[Website and app data records]
• • • • • • •

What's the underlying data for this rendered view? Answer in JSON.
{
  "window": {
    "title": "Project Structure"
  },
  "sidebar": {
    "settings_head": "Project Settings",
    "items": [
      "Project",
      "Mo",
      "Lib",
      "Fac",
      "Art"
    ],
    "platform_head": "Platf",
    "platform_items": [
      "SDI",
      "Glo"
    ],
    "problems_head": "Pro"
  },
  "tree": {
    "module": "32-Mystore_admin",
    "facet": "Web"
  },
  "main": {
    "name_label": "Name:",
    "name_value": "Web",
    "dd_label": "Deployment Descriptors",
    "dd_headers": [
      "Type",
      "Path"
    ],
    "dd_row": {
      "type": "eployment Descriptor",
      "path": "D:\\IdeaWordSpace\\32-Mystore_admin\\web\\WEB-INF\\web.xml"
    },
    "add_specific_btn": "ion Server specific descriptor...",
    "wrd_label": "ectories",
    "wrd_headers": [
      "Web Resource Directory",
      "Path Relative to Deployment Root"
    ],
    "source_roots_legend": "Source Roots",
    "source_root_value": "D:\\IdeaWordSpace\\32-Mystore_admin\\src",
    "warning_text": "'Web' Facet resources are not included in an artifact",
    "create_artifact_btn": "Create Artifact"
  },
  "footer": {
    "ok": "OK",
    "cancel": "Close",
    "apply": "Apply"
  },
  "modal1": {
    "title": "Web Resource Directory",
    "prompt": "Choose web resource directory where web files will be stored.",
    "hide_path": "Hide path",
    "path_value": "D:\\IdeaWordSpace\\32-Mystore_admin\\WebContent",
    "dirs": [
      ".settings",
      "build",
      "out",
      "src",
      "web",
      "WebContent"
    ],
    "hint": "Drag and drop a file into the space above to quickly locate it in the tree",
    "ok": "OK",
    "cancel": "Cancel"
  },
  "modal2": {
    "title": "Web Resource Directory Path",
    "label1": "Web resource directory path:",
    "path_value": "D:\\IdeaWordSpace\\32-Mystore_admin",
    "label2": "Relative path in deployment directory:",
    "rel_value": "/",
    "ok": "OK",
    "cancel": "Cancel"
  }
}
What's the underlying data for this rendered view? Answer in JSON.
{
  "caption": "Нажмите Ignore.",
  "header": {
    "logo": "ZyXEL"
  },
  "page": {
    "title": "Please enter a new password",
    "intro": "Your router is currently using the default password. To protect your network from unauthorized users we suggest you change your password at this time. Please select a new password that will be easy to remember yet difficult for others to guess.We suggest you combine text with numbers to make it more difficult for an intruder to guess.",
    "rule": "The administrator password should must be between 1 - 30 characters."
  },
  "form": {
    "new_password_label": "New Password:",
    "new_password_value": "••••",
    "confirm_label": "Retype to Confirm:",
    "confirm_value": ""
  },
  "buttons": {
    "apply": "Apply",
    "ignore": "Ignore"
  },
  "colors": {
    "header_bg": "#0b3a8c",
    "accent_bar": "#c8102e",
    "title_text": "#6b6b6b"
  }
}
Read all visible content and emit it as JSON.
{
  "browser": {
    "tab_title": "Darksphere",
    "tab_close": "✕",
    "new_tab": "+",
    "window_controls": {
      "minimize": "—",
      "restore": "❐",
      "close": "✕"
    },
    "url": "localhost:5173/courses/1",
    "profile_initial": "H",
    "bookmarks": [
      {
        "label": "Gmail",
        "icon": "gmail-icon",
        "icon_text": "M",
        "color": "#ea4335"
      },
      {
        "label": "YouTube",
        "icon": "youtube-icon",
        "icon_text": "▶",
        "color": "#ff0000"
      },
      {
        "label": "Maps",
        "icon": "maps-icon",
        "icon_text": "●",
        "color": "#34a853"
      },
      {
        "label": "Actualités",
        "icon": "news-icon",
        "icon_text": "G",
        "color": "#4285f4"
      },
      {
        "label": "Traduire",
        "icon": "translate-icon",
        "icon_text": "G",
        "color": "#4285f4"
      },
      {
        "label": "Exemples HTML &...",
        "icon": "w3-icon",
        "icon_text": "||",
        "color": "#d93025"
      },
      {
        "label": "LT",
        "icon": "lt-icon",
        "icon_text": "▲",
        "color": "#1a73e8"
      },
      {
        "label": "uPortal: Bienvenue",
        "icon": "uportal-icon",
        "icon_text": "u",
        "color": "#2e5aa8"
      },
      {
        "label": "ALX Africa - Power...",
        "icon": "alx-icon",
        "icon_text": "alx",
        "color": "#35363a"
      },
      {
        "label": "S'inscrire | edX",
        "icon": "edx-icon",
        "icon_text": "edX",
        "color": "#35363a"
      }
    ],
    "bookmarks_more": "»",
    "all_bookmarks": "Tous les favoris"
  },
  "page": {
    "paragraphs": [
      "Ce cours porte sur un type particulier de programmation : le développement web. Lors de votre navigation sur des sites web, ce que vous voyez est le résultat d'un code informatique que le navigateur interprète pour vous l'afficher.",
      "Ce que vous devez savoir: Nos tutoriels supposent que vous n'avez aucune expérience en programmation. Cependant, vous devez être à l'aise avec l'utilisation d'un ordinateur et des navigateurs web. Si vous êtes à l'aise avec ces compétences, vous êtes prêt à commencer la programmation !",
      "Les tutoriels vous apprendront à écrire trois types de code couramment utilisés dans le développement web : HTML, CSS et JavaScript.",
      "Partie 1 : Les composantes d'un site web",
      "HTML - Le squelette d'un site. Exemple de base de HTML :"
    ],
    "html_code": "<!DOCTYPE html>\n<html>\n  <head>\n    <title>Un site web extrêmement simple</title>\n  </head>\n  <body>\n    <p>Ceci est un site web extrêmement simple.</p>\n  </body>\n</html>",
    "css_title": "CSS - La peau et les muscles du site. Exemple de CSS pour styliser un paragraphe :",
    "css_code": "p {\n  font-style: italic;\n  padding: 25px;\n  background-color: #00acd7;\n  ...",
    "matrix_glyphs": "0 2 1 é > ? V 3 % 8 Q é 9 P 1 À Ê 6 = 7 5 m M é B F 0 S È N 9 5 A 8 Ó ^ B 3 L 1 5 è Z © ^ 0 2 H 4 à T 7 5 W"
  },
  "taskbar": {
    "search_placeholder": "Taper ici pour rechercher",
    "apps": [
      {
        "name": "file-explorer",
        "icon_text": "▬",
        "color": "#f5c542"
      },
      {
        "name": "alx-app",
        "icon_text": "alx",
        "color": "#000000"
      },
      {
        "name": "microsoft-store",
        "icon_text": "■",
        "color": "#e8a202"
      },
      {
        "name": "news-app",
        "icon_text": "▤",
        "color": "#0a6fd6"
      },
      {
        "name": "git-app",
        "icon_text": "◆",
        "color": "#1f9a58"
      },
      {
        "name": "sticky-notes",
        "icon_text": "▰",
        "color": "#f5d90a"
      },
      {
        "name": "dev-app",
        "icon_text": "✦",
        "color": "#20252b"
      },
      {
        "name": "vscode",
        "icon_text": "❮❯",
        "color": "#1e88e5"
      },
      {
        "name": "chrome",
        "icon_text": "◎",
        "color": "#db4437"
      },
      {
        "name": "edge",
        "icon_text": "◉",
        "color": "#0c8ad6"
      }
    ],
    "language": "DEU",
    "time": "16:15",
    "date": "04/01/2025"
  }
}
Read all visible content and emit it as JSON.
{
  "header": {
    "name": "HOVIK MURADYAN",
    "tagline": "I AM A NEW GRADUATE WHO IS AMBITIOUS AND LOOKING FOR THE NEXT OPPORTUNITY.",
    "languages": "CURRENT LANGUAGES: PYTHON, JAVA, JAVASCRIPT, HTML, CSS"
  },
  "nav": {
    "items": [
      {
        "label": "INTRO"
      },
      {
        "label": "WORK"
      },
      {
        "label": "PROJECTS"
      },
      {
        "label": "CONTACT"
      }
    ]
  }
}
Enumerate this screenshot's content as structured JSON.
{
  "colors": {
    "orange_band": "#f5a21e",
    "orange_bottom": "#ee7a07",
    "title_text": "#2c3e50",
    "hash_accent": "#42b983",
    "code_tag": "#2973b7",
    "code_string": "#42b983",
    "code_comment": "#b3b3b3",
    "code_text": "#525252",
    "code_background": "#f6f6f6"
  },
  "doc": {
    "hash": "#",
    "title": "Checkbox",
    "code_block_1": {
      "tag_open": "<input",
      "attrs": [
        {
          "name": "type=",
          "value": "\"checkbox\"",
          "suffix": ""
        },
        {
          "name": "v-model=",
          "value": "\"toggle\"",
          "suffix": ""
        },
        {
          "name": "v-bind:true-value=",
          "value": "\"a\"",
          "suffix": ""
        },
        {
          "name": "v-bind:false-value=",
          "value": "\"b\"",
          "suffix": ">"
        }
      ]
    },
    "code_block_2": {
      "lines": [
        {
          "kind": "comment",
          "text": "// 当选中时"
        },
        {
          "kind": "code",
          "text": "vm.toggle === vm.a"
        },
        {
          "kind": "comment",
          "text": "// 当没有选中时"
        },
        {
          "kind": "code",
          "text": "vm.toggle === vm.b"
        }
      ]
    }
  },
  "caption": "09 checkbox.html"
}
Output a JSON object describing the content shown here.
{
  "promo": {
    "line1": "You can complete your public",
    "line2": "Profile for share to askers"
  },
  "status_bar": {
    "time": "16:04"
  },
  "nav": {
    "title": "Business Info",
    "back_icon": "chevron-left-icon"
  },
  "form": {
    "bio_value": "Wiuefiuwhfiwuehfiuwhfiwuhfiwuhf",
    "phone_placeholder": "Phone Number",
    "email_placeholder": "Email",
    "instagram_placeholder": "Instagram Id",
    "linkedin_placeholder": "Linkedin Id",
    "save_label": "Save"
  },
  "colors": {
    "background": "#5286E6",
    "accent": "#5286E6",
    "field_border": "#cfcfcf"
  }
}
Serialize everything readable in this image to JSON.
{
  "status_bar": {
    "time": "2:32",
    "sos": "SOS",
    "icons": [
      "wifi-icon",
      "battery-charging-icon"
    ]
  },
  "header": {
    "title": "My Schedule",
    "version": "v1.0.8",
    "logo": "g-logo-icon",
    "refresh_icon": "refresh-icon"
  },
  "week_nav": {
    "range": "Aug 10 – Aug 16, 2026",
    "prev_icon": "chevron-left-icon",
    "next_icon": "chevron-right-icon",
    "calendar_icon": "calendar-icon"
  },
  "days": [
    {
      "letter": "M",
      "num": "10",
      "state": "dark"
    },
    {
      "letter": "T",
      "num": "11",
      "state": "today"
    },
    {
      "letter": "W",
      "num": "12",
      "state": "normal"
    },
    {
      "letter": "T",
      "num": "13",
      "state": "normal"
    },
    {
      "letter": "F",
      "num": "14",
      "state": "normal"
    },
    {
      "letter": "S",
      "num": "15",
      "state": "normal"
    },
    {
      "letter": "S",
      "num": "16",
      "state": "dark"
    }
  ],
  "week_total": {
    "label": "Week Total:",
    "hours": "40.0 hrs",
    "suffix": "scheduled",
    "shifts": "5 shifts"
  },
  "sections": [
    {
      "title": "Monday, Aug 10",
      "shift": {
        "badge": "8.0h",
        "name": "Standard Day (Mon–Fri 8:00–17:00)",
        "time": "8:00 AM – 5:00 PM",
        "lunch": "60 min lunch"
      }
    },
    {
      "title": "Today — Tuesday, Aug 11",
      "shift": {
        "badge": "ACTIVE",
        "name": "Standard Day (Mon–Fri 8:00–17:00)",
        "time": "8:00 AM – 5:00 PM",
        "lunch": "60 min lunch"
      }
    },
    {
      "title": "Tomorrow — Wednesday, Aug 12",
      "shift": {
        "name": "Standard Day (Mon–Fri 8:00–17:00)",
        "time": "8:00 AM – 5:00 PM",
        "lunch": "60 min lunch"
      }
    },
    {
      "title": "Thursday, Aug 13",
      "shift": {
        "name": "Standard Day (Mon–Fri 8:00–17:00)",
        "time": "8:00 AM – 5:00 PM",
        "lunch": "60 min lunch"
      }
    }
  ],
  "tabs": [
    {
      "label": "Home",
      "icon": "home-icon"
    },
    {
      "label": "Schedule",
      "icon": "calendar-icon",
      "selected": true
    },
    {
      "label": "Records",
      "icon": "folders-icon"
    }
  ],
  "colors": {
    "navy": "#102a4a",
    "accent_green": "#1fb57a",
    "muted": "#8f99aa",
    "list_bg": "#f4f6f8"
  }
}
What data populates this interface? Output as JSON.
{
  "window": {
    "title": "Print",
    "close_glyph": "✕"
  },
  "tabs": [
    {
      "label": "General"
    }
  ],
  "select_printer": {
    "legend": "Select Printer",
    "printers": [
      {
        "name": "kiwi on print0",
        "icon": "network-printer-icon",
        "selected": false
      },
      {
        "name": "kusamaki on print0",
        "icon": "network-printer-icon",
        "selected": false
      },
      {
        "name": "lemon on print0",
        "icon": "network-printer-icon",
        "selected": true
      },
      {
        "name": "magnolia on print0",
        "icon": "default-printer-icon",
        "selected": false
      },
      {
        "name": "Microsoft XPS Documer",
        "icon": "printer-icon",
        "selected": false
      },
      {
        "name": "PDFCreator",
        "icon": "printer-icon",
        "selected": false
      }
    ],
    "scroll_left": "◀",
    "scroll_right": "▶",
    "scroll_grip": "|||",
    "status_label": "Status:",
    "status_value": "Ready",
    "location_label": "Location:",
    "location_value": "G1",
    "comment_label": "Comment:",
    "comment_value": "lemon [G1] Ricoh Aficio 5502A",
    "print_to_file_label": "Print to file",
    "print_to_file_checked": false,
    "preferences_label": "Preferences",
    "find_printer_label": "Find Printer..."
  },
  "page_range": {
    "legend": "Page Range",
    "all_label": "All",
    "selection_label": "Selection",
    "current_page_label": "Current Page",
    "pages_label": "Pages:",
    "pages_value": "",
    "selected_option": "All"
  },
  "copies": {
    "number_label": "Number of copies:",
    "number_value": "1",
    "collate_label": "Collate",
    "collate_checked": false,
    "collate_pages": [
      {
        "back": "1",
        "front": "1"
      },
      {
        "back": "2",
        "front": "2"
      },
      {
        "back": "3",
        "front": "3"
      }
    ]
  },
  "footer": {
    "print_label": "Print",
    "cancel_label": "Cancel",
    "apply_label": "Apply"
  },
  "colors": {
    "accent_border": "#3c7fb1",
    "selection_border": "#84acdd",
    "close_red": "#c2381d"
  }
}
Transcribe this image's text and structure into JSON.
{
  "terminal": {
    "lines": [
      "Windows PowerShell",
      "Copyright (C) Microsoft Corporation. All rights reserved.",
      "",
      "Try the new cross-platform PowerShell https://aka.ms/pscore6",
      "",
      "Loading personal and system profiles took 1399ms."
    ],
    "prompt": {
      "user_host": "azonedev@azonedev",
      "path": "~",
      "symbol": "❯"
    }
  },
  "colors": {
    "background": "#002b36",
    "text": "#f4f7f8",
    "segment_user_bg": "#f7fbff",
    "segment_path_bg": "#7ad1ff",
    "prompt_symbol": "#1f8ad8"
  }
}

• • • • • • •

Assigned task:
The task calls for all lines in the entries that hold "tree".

Result for this exercise:
  "tree": {
    "hint": "Drag and drop a file into the space above to quickly locate it in the tree",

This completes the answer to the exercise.